RESPONSE: This passage certainly does teach the deity of Christ. This passage expounds upon what Paul began in his introduction, when he wrote about Jesus, who is “God our Savior” (Titus 1:3). This harkens back to Isaiah 43:11, which states: “I… am the LORD (Yahweh), and there is no savior besides me.” If Yahweh is the only savior, and Jesus is the Savior, then Jesus is Yahweh.
Moreover, grammatically, both of these nouns (“God and Savior”) modify Christ.
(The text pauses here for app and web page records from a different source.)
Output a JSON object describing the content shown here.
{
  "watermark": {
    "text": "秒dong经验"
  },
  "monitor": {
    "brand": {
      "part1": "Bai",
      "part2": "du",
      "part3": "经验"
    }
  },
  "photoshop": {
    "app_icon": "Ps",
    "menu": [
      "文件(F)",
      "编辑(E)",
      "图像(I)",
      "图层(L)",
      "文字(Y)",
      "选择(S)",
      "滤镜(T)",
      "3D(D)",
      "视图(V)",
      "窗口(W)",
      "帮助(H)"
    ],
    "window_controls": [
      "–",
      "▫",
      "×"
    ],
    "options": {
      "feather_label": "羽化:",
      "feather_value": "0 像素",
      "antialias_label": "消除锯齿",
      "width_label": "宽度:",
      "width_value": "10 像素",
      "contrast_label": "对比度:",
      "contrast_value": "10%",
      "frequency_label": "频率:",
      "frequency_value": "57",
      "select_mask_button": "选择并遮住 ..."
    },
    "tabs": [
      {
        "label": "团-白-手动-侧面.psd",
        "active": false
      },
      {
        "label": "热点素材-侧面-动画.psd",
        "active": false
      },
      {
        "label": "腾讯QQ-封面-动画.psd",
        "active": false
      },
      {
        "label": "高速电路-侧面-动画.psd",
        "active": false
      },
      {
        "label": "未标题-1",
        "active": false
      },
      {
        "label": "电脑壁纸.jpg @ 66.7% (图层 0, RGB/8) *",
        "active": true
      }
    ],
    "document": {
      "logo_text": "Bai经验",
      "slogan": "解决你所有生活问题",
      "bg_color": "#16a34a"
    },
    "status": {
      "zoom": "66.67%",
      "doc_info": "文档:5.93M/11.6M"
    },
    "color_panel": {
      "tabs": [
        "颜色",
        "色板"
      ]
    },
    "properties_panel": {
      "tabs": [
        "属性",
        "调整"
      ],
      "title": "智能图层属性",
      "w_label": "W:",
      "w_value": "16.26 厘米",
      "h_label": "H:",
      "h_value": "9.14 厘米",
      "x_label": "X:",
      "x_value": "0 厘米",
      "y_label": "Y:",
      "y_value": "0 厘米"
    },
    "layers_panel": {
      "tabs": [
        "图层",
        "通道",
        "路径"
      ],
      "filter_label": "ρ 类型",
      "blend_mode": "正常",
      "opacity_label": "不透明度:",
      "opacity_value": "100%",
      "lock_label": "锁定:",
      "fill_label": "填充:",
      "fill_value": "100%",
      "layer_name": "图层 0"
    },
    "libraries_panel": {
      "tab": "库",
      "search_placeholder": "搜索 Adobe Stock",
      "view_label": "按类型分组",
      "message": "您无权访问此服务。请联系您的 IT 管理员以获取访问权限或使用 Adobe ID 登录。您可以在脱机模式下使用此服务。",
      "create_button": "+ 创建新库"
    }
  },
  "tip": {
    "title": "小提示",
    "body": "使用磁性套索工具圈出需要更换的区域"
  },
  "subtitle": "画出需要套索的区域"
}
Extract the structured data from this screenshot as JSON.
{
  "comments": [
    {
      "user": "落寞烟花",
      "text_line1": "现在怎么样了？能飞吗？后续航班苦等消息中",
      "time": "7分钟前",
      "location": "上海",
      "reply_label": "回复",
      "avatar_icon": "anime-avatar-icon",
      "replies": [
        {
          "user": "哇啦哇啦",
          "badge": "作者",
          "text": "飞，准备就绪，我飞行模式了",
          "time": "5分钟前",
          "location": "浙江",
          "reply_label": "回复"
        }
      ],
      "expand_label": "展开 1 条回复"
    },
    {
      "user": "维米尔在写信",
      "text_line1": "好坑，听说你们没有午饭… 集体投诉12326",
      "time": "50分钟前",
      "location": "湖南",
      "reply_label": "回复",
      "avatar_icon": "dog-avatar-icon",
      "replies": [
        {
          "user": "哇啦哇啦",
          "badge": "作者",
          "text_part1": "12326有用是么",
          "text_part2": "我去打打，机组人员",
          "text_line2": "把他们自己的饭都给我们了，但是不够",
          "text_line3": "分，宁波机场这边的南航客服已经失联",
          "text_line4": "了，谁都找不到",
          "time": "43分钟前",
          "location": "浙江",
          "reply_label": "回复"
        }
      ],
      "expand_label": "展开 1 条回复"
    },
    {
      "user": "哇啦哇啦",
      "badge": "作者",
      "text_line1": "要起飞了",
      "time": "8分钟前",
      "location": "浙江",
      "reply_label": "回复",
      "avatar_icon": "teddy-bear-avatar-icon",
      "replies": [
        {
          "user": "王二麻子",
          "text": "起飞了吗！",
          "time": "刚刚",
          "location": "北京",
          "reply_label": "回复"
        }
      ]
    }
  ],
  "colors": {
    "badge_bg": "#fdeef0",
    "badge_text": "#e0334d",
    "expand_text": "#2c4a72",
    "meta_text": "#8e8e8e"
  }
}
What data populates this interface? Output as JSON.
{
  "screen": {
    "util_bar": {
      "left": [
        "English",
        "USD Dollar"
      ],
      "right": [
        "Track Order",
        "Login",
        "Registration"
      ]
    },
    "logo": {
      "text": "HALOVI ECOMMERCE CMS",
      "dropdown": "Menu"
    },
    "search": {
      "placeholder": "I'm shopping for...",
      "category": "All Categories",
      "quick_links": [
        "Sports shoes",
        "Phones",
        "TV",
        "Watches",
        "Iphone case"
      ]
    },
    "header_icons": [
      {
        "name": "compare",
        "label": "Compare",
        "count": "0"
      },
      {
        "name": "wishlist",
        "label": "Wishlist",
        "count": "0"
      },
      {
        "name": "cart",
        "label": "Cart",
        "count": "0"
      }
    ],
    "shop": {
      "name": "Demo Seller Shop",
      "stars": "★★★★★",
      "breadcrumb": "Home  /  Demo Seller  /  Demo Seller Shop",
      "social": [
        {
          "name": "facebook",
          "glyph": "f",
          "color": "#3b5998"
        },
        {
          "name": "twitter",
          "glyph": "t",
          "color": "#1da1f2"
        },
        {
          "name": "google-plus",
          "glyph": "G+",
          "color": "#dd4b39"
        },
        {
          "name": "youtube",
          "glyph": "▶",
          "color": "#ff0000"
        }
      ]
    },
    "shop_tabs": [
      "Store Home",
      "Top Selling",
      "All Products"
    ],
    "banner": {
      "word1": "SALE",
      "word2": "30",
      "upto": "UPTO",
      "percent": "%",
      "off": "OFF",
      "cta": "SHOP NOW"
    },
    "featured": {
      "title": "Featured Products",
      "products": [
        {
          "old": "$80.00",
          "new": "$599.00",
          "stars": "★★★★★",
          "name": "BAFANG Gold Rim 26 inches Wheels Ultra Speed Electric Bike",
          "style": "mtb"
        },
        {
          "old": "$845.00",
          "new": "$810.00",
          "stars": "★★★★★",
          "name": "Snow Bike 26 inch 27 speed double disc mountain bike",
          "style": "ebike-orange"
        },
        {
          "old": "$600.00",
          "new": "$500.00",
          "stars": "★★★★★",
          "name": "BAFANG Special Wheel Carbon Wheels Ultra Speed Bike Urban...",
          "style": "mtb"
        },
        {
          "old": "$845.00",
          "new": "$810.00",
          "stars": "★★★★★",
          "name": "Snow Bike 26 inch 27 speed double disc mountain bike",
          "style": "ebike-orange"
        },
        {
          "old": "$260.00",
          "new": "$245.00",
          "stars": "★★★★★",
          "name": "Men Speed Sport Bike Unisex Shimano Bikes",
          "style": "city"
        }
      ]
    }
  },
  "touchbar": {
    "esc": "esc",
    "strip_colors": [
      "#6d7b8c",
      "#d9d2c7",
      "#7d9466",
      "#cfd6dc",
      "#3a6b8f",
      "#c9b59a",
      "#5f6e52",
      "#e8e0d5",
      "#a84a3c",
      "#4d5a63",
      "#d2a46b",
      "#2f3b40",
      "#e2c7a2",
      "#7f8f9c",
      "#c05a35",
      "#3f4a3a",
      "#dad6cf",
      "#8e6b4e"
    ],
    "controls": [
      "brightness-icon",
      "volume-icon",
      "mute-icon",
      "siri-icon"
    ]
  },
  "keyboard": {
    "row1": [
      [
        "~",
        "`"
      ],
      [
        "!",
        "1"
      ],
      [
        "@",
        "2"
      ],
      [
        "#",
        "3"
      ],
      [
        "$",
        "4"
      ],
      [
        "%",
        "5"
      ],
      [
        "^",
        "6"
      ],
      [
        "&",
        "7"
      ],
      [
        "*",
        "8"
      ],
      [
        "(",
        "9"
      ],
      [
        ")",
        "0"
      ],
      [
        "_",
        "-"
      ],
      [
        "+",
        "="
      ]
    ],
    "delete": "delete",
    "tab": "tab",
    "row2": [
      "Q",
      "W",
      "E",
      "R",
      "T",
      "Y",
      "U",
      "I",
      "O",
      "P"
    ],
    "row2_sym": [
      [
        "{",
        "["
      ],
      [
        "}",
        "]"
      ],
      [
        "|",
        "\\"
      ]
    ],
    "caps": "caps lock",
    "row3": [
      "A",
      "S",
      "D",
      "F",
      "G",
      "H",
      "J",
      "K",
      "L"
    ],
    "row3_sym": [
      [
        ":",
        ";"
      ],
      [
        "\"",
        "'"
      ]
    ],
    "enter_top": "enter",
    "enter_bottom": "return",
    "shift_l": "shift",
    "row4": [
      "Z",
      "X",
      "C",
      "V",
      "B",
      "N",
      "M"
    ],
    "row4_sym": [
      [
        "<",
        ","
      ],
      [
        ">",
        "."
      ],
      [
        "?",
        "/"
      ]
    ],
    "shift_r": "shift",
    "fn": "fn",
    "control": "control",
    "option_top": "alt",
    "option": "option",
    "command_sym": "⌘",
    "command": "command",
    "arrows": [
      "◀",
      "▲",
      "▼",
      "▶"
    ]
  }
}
There is a grammatical rule in NT Greek that whenever the article (“the”), a substantive (“noun”), kai (translated “and, but, even, also, namely”), and a substantive (noun) are used, they always refer to the same person. This is called the TSKS construction. Thus this expression (τοῦ μεγάλου θεοῦ καὶ σωτῆρος) must all refer to Jesus. Greek grammarian Daniel Wallace affirms, “There is no good reason to reject Titus 2:13 as an explicit affirmation of the deity of Christ.”
 James White points out, “Sharp’s study of the text of the New Testament led him to recognize that when the writer used a particular construction of “article (the word “the”)—substantive (noun)— καί,—substantive,” and when the personal nouns involved were singular and not proper names, they always referred to the same person.” White, James R. The Forgotten Trinity. Minneapolis, MN. Baker Publishing Group. 1998. 77-78.
 Regarding the use of this rule in the NT, Greek grammarian Daniel Wallace writes, “Even Sharp’s opponents could not find any exceptions; all had to admit that the rule was valid in the NT.” Wallace, Daniel. Greek Grammar beyond the Basics: An Exegetical Syntax of the New Testament. Grand Rapids, MI: Zondervan. 1996. 273.
 Wallace, Daniel. Greek Grammar beyond the Basics: An Exegetical Syntax of the New Testament. Grand Rapids, MI: Zondervan. 1996. 276.